Start of DATA EXTRACT
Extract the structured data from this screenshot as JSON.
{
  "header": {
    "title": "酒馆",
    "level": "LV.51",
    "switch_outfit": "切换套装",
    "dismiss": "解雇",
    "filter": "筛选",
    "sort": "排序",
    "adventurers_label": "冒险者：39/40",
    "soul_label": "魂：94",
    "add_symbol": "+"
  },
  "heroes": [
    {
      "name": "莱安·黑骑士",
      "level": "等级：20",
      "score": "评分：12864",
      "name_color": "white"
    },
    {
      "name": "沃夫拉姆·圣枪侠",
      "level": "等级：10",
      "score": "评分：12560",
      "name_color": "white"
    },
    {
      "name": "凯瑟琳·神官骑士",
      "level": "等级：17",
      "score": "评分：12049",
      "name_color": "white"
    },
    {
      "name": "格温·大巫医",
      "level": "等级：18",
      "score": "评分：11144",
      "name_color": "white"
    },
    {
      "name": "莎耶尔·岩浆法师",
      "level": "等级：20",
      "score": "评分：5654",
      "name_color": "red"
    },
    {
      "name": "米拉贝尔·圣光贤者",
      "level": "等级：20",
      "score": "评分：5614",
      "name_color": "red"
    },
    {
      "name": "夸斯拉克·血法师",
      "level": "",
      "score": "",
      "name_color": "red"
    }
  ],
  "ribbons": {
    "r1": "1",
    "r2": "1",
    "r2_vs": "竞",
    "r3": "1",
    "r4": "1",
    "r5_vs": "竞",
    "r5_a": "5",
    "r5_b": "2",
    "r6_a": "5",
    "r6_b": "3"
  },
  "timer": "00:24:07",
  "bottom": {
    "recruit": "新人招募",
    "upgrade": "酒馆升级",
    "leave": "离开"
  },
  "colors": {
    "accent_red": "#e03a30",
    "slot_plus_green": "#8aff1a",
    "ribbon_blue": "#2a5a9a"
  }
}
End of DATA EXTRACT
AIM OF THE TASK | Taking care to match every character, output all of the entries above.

RESULT BELOW |
Extract the structured data from this screenshot as JSON.
{
  "header": {
    "title": "酒馆",
    "level": "LV.51",
    "switch_outfit": "切换套装",
    "dismiss": "解雇",
    "filter": "筛选",
    "sort": "排序",
    "adventurers_label": "冒险者：39/40",
    "soul_label": "魂：94",
    "add_symbol": "+"
  },
  "heroes": [
    {
      "name": "莱安·黑骑士",
      "level": "等级：20",
      "score": "评分：12864",
      "name_color": "white"
    },
    {
      "name": "沃夫拉姆·圣枪侠",
      "level": "等级：10",
      "score": "评分：12560",
      "name_color": "white"
    },
    {
      "name": "凯瑟琳·神官骑士",
      "level": "等级：17",
      "score": "评分：12049",
      "name_color": "white"
    },
    {
      "name": "格温·大巫医",
      "level": "等级：18",
      "score": "评分：11144",
      "name_color": "white"
    },
    {
      "name": "莎耶尔·岩浆法师",
      "level": "等级：20",
      "score": "评分：5654",
      "name_color": "red"
    },
    {
      "name": "米拉贝尔·圣光贤者",
      "level": "等级：20",
      "score": "评分：5614",
      "name_color": "red"
    },
    {
      "name": "夸斯拉克·血法师",
      "level": "",
      "score": "",
      "name_color": "red"
    }
  ],
  "ribbons": {
    "r1": "1",
    "r2": "1",
    "r2_vs": "竞",
    "r3": "1",
    "r4": "1",
    "r5_vs": "竞",
    "r5_a": "5",
    "r5_b": "2",
    "r6_a": "5",
    "r6_b": "3"
  },
  "timer": "00:24:07",
  "bottom": {
    "recruit": "新人招募",
    "upgrade": "酒馆升级",
    "leave": "离开"
  },
  "colors": {
    "accent_red": "#e03a30",
    "slot_plus_green": "#8aff1a",
    "ribbon_blue": "#2a5a9a"
  }
}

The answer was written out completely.